• **PROBLEM**
Copy out each line of the data that includes the string "title".

• **DATA SECTION**
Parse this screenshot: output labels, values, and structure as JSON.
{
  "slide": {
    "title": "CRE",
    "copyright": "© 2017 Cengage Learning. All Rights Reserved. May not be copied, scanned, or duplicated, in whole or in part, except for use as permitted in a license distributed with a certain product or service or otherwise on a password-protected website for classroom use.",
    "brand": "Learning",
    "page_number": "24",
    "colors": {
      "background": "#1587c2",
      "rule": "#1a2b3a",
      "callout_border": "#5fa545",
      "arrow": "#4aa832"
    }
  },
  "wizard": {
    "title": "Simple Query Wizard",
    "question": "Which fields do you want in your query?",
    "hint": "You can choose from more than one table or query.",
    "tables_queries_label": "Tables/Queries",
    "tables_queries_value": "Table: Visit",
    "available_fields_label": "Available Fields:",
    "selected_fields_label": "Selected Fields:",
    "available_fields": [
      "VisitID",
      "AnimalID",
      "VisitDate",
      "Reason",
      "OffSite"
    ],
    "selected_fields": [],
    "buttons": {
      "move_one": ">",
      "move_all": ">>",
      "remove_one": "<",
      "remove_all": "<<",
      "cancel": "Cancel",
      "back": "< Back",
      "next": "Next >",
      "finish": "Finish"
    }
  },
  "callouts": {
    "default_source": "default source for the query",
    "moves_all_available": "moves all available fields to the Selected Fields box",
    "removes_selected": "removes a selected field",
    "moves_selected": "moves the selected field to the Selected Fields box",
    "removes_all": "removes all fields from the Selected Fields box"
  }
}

• **SOLUTION FOR THIS TASK**
    "title": "CRE",
    "title": "Simple Query Wizard",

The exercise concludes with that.